-- DATASET CONTENT --

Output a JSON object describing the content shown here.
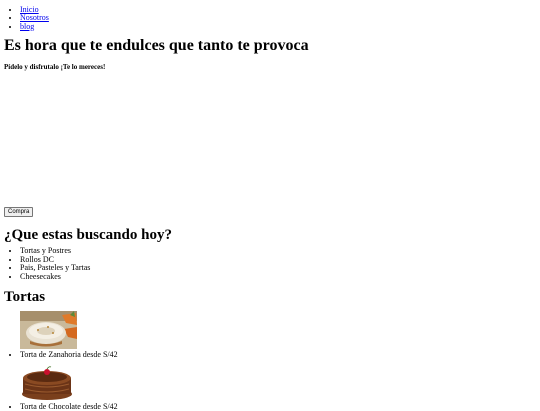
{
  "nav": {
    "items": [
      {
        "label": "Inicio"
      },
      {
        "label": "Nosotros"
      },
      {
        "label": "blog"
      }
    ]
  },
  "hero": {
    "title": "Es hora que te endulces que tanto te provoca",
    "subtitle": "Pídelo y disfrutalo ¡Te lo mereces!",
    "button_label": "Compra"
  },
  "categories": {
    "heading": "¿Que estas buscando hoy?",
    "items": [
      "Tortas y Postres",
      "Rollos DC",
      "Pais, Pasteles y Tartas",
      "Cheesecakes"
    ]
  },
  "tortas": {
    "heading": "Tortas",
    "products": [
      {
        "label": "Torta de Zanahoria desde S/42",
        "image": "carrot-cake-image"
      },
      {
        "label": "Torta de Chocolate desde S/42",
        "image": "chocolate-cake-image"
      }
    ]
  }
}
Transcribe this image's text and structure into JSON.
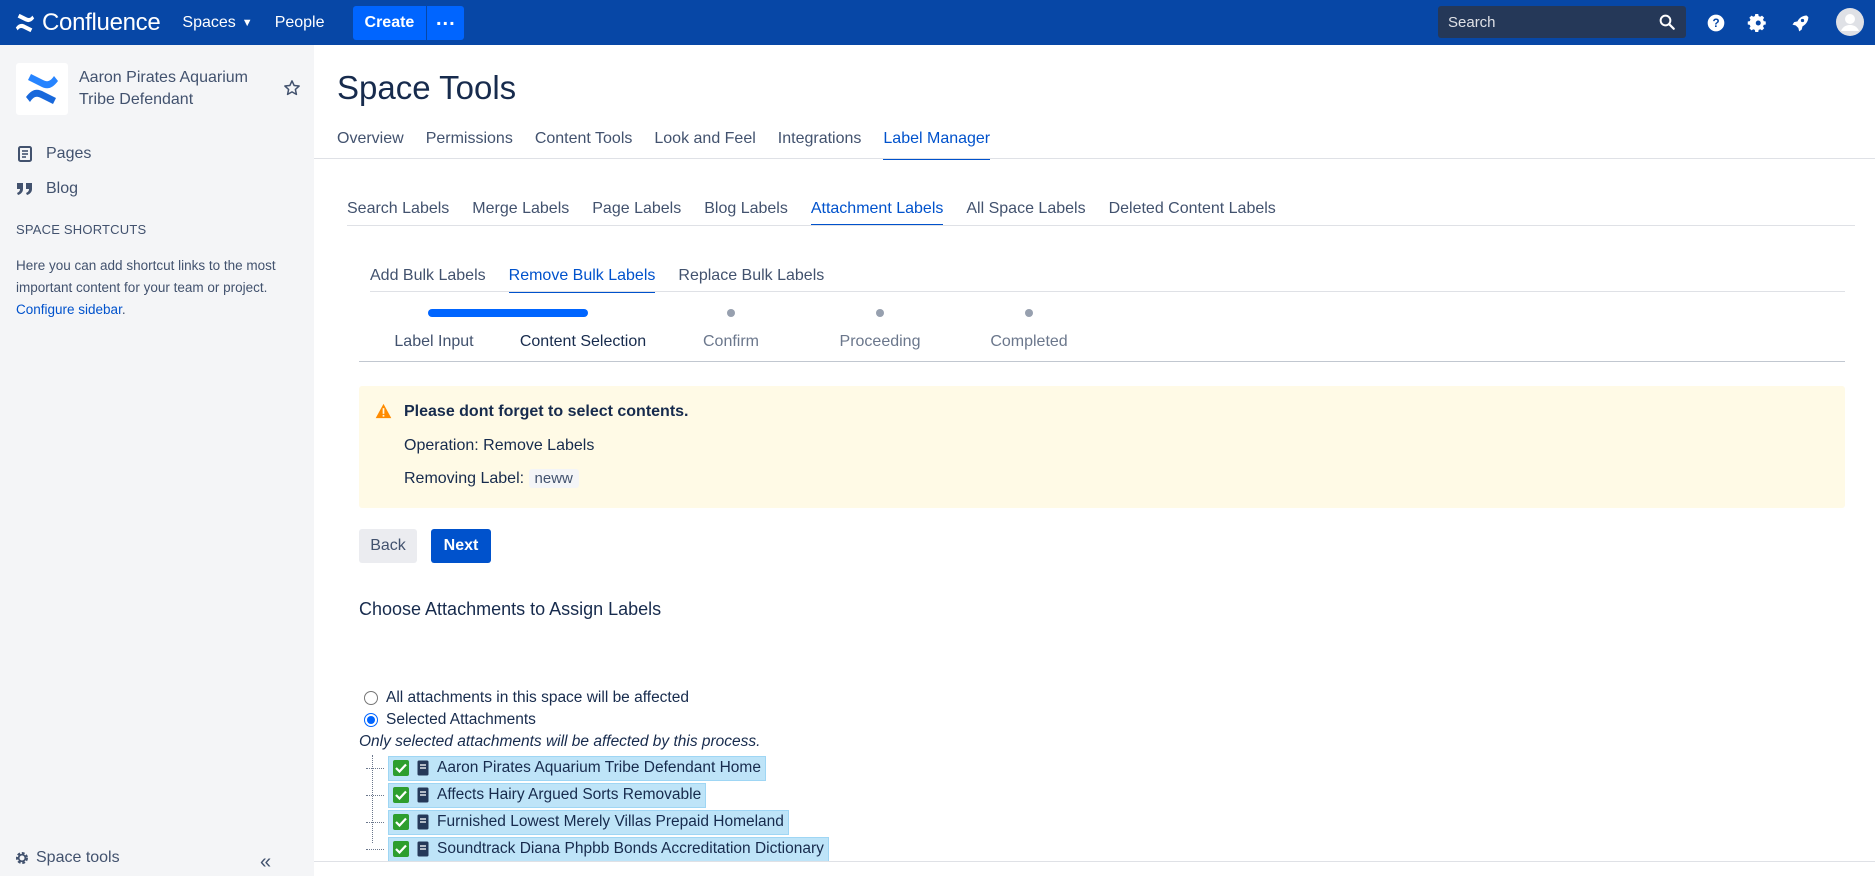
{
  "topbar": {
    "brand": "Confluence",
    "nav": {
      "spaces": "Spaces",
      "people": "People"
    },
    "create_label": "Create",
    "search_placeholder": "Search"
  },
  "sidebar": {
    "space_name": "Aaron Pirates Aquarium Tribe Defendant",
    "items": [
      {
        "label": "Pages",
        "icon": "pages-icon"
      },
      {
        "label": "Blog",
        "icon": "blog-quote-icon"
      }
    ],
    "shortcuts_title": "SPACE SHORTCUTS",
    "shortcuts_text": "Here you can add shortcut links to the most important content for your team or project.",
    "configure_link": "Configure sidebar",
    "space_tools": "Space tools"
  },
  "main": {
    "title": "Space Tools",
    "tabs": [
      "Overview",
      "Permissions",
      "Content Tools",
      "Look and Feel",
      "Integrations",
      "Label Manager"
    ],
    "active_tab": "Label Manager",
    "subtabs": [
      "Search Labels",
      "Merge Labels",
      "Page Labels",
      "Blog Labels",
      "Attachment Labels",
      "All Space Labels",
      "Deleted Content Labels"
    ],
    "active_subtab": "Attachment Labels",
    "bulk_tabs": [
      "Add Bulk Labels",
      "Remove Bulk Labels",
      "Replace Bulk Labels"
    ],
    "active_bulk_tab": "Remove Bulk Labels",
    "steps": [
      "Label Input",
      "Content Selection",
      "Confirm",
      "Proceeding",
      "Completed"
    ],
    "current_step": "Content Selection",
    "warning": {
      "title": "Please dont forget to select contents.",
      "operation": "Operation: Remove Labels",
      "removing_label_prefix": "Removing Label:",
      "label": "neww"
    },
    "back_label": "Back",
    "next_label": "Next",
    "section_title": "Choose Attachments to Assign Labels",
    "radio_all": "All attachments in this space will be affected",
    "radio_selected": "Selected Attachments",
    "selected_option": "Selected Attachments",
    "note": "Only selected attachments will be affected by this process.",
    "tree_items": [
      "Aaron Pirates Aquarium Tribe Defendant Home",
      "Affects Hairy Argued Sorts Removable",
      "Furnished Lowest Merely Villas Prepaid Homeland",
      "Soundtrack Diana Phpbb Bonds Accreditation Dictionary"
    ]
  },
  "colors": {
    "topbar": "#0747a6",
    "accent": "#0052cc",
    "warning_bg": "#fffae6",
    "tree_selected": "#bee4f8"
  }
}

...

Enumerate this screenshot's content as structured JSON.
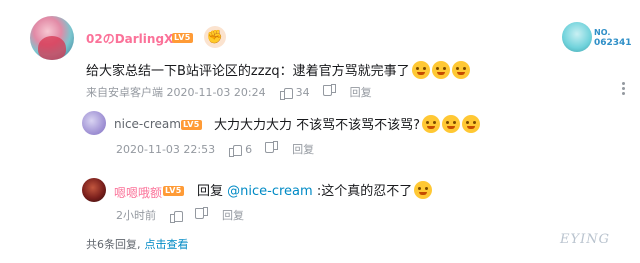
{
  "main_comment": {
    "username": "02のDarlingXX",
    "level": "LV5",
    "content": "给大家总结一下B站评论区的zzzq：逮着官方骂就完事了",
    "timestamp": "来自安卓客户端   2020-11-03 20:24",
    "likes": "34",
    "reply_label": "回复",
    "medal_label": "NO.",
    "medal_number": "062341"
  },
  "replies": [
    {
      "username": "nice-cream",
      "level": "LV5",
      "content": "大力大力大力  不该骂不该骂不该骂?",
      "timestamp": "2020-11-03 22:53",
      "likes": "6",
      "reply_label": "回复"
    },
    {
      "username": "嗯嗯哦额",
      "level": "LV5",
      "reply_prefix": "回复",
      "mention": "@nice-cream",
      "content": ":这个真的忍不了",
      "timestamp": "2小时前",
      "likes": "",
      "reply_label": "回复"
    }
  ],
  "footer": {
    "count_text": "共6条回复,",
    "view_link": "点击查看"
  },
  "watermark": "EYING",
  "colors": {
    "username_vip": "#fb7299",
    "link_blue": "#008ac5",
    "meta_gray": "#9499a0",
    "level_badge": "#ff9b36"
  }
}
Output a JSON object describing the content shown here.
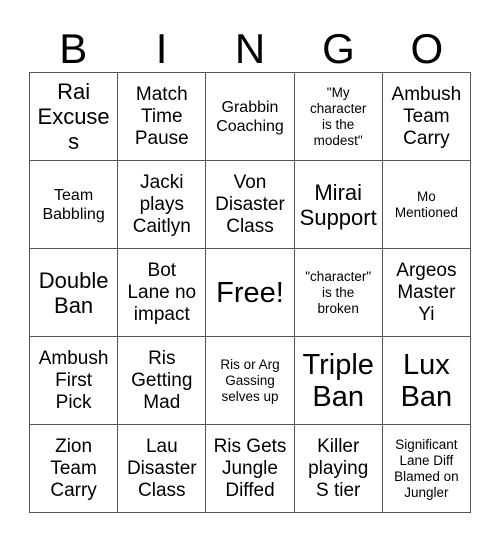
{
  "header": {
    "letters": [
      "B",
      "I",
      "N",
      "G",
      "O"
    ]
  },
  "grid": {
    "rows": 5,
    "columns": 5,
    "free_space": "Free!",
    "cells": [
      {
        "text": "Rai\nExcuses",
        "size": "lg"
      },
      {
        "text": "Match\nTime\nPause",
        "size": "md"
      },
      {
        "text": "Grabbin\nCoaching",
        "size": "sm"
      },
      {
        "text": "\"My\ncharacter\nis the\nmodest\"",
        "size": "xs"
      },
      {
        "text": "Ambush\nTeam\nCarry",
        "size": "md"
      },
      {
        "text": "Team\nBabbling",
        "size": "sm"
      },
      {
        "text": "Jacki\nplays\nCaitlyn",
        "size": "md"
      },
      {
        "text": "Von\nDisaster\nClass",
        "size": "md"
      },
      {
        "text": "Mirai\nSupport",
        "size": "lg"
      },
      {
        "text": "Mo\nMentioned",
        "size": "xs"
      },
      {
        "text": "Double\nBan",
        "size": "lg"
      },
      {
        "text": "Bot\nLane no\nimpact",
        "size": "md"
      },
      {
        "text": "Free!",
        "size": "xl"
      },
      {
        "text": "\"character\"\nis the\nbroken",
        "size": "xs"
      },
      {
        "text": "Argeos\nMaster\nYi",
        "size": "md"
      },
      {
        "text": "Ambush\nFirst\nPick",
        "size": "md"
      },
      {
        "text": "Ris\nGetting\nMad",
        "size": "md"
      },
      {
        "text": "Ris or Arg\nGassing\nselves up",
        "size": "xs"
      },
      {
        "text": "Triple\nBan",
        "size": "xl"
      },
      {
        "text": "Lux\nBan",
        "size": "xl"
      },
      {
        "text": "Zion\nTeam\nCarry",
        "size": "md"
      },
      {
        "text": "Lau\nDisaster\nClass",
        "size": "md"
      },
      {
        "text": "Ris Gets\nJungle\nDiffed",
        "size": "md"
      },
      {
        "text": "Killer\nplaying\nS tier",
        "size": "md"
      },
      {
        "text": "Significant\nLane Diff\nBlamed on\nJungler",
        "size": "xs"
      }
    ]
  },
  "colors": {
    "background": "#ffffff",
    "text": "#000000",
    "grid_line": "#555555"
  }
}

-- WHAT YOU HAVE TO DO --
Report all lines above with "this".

-- YOUR RESPONSE --
Transcribe this image's text and structure into JSON.
    "radio_all": "All attachments in this space will be affected",
    "note": "Only selected attachments will be affected by this process.",
Enumerate this screenshot's content as structured JSON.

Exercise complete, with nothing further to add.